▼

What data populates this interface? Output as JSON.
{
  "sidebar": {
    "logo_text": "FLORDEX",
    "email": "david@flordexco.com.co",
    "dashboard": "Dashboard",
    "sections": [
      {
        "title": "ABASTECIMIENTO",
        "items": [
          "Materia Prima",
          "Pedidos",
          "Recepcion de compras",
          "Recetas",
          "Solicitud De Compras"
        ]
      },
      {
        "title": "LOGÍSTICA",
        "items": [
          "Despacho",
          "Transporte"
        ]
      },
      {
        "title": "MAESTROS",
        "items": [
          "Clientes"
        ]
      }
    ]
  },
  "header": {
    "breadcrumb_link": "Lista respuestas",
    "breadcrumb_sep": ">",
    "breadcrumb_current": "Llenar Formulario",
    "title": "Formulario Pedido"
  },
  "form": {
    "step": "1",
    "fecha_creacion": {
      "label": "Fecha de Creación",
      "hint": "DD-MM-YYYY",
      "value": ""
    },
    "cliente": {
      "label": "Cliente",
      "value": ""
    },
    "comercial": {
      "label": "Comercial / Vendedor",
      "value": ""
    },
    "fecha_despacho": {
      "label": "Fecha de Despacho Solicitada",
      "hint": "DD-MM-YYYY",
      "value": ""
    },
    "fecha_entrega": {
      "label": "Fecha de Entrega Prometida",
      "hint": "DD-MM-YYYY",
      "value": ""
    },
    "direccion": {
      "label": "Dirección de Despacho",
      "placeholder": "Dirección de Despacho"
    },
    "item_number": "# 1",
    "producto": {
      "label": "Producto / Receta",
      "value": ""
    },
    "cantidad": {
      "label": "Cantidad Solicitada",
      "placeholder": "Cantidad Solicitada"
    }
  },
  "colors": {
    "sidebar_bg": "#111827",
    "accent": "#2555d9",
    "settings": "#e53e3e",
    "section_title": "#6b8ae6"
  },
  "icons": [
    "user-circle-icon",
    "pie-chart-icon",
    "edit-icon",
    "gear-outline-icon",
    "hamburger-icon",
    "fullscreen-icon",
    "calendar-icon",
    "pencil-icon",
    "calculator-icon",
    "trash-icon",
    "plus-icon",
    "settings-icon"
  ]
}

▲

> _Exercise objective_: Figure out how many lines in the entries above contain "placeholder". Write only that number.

> _Solution to this problem_: 2